Will spacecraft travelling through interplanetary space be able to
determine their positions by using signals from dead stars as astronomical

What is the likelihood of artificial muscles made from electro-active
polymers replacing mechanical parts in spacecraft?

Will it ever be possible to conceive an interstellar highway in which
spacecraft journey across the galaxy using the delicate gravitational
balance between neighbouring stars?

These are just some of the imaginative, futuristic concepts that will be
studied in the first call for proposals issued under a new European Space
Agency (ESA) initiative named Ariadna.

Managed by the Advanced Concepts Team (ACT) on behalf of the Agency’s
Advanced Concepts and Studies Office, Ariadna will further strengthen the
existing links between ESA and the European academic community.

Not only will Ariadna enhance opportunities for cooperation and exchange
of information between ESA, universities and research institutes, but it
will also enable ESA to become even more involved in ground-breaking
research than in the past, becoming an equal partner as much as possible,
rather than a mere supervisor.

“In the Advanced Concepts Team we want to devote our time to what we like
best: finding out about research being carried out in universities, and
carrying out research ourselves,”
said AndrÈs G·lvez, head of the Advanced
Concepts Team at the European Space Research and Technology Centre (ESTEC)
in the Netherlands.

“The easiest way of doing so is by working together in areas of common
he added. “Ariadna will help us to achieve these goals, by
fostering the free flow of innovative ideas and information between ESA
and the academic community.”

Ariadna will be devoted to short, inexpensive studies involving research
into radical new space technologies. The main areas of interest will be:

  • Fundamental Physics: Theoretical research into fundamental physical
    phenomena and exploration of their technological implications in subjects
    such as gravitational physics and quantum mechanics.
  • Advanced power systems: Research looking beyond photovoltaic systems
    (solar cells) into power systems for future space missions. This includes
    investigation of in-space power production systems for transmission to
    Earth, such as Solar Power Satellites.
  • Advanced propulsion: Research into advanced in-space propulsion systems
    and non-conventional systems for access to orbit.
  • Mission analysis and design: Development of trajectory design strategies
    and tools, novel mission and system concepts that could revolutionise the
    trajectories of spacecraft travelling around the Solar System.
  • Mathematics and Informatics: Research into advanced computing systems
    and mathematical tools, with special emphasis on improved mission design,
    performance and return, and more efficient working methodologies.
  • Biomimicry: Development of methodologies and solutions to space-related
    engineering problems through the imitation of plants and animals. This
    biologically inspired research includes behavioural models, structures and
    materials, mechanisms and processes, sensors and communications,
    survivability and adaptability.
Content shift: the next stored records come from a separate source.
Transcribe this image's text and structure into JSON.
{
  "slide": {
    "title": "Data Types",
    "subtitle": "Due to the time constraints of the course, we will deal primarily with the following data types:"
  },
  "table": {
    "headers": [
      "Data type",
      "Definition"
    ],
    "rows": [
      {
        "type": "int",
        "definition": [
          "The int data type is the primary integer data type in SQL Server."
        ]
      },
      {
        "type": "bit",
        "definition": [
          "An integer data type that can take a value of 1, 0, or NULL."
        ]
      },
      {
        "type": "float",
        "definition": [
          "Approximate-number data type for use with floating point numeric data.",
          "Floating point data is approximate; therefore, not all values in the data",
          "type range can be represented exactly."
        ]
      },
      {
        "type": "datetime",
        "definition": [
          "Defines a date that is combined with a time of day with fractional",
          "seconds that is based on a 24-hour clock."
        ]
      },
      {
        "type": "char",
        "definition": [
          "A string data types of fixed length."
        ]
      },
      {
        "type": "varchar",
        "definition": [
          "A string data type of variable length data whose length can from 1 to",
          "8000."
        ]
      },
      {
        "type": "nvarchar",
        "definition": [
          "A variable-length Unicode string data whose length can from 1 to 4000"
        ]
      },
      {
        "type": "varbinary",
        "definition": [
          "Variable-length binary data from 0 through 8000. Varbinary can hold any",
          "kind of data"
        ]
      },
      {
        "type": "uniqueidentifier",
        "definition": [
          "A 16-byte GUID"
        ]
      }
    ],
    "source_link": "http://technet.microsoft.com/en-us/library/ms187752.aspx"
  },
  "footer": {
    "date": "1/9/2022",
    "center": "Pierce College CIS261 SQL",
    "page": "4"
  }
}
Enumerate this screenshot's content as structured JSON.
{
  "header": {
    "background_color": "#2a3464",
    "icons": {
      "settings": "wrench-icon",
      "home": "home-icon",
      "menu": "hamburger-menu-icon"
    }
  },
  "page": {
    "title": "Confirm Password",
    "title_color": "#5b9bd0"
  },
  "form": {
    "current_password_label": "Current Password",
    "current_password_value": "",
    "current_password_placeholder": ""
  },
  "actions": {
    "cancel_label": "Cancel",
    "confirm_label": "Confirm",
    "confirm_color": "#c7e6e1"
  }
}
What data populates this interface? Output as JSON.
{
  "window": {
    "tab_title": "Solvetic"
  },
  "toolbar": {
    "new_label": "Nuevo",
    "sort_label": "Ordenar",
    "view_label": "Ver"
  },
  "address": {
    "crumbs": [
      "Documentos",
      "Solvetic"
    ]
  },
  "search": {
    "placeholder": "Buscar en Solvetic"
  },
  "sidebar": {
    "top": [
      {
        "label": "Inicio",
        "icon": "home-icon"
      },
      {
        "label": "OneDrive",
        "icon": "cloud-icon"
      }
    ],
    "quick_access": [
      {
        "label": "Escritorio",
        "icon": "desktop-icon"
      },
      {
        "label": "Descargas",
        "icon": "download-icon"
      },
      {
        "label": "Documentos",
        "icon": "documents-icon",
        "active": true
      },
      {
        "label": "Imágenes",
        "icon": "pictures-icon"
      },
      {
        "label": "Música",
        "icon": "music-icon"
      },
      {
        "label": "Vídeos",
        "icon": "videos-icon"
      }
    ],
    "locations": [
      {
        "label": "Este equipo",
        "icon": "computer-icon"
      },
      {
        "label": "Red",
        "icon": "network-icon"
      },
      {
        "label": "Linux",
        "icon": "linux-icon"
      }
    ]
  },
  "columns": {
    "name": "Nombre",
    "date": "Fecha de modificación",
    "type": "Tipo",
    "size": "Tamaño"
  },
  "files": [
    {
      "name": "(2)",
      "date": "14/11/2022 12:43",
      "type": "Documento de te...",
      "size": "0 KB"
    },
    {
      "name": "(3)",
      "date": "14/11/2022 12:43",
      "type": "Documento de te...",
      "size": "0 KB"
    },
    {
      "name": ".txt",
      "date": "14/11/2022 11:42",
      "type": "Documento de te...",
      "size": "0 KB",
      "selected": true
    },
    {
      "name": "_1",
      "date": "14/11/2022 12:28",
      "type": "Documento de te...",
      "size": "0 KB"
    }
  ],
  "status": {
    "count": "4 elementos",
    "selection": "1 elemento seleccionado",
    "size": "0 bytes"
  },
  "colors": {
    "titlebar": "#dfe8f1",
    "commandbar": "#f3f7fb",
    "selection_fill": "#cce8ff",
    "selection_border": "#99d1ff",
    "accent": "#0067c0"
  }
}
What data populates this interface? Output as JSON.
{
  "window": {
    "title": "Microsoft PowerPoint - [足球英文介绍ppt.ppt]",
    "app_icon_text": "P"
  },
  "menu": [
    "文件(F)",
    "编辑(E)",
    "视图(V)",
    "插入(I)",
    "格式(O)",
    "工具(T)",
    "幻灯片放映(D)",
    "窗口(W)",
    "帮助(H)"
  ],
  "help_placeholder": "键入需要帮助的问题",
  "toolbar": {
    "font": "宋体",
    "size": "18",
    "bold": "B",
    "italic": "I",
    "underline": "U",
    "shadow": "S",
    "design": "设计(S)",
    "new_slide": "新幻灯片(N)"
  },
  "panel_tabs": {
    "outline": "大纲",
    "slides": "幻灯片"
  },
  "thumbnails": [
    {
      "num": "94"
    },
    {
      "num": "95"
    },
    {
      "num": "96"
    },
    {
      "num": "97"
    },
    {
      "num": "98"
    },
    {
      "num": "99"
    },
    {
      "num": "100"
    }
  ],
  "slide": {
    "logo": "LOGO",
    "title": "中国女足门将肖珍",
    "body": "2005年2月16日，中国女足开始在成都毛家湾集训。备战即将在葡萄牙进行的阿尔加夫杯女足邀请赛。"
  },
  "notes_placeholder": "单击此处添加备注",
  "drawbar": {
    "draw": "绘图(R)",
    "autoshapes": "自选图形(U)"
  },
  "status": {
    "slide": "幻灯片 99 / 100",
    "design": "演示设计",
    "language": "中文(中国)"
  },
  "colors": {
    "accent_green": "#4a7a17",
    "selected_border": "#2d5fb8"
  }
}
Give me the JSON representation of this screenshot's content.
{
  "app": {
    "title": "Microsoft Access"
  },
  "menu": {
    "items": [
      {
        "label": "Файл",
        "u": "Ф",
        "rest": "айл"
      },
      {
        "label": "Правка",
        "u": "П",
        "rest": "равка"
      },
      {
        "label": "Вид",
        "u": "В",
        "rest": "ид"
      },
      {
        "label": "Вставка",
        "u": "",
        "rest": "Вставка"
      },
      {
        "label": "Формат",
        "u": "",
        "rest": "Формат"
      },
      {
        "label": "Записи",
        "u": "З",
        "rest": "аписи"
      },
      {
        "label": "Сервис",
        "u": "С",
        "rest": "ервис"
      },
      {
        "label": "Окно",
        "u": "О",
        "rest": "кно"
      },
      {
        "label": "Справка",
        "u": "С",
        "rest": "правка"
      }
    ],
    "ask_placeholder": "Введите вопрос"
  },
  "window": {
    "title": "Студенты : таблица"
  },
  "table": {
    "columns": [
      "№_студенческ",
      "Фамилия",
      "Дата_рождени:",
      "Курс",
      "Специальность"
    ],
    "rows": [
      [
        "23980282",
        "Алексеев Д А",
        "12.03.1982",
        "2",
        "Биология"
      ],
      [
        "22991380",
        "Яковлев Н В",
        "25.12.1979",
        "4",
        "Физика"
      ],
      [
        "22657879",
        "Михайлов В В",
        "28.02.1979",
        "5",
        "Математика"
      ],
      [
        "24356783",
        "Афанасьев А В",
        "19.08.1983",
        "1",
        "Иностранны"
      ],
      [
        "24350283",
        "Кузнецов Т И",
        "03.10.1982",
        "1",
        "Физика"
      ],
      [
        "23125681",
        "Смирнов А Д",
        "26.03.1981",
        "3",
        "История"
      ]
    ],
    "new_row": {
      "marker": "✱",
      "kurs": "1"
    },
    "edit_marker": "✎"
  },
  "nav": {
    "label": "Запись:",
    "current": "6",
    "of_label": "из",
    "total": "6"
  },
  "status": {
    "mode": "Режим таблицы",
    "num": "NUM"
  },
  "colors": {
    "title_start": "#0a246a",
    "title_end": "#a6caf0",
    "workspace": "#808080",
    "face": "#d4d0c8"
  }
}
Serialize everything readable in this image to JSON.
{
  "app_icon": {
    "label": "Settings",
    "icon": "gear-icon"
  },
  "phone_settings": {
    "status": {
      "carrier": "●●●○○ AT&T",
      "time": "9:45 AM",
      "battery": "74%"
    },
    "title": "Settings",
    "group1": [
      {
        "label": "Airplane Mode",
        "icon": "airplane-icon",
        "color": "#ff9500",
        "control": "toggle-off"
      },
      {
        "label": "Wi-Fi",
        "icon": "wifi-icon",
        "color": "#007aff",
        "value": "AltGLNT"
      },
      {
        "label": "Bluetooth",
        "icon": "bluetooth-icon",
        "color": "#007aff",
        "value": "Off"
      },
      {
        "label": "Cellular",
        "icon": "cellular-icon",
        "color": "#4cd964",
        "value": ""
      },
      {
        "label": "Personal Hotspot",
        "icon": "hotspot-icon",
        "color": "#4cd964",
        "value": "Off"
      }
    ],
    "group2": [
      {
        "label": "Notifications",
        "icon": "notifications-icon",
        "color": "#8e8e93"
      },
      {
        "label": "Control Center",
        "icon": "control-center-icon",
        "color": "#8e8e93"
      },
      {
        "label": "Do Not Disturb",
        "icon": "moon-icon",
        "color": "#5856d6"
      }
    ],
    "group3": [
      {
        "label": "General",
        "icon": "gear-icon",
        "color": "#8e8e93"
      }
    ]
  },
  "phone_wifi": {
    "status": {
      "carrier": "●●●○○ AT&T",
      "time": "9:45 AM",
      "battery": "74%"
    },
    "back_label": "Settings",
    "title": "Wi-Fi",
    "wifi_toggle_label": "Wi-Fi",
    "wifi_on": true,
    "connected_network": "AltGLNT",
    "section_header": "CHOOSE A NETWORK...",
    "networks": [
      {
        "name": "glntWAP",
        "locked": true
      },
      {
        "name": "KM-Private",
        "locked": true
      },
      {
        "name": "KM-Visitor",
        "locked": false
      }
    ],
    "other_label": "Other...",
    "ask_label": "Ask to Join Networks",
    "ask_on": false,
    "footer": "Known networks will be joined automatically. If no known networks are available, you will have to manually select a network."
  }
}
To simplify procedures, there will be only three types of study:

a) Fast – lasting up to 2 months, maximum expenditure of EUR 15 000,
b) Medium – lasting up to 4 months, maximum of EUR 25 000,
c) Extended – duration up to 6 months, maximum of EUR 35 000.

A new call for proposals is anticipated about once every six months, after
which contracts will be awarded to research institutes and academic
departments to perform work directly related to the objectives of the ACT.

Notes for Editors

The future of solar system exploration and the utilisation of space
require the development of radical new technologies and concepts. One way
in which these advances can be achieved is through ESAís Advanced Concepts
and Studies Office.

The Advanced Concepts Team, which was established at ESTEC in December
2001, comprises a group of post-doctoral scientific and engineering
research fellows who perform cutting-edge research on futuristic concepts
which are beyond the purview of mainstream ESA/industry technology
research and development.

The team supports numerous preliminary studies by space industry and
academia in order to facilitate research and decision-making in a
fast-changing world.

Ariadna is named after the daughter of King Minos, Ariadne, who according
to Greek mythology gave Theseus a ball of yarn that enabled him to find
his way back out of the labyrinth after slaying the Minotaur.